The things you remember about a person when they’re gone are funny. No two people will feel the same way, though usually it has to do with scent, or expression, the sound of a voice, an unusual gesture.

For me, I can still see the colors of Keiko; the black of her hair against creamy pale skin, her dark blue kimono with white circles, the deep orange persimmons falling from the brown basket she carried.

The ache in my heart grows larger every time I think of these colors, and how as each day passes they continue to fade from my eyes.

Gail Tsukiyama
The Samurai’s Garden

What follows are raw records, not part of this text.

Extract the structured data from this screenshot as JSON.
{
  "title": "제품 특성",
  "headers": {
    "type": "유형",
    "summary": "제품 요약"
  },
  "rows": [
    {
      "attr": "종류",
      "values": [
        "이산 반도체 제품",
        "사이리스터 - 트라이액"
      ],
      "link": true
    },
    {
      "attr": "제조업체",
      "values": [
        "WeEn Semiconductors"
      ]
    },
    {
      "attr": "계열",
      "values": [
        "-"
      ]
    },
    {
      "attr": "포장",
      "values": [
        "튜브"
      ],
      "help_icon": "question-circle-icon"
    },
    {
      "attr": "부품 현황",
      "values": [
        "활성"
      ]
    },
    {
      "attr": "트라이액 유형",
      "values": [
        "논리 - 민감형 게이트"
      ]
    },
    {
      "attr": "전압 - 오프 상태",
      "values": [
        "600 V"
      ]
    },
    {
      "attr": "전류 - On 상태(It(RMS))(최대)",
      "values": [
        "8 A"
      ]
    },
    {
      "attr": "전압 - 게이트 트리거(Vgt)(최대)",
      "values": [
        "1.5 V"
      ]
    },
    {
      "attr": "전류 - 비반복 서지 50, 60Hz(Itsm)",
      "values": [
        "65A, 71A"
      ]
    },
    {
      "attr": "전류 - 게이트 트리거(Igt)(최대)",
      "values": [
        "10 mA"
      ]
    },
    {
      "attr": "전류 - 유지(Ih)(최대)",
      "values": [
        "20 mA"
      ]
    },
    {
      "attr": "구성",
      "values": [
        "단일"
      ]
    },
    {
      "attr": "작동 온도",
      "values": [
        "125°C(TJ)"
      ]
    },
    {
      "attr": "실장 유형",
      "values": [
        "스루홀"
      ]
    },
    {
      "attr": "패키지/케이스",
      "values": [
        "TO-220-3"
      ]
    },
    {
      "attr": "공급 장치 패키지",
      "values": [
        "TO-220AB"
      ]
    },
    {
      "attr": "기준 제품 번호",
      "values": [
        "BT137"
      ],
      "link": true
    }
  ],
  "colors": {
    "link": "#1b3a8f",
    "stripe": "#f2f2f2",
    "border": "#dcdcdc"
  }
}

The Samurai’s Garden is “a graceful and moving novel about goodness and beauty” (Booklist). On the eve of World War II, a young Chinese man travels to a small village on the coast of Japan to recuperate from illness, and encounters a small cast of powerful characters, a deep sense of place, the flow of the seasons, and the turbulence of emotions. Like a Japanese garden, the path this novel leads you down may seem to be simple, but the techniques of creating shapes, obstacles, and openings, and moving you through them, are based on careful methods of selection and pruning. The Samurai’s Garden is an unforgettable read, delivered by a gifted storyteller.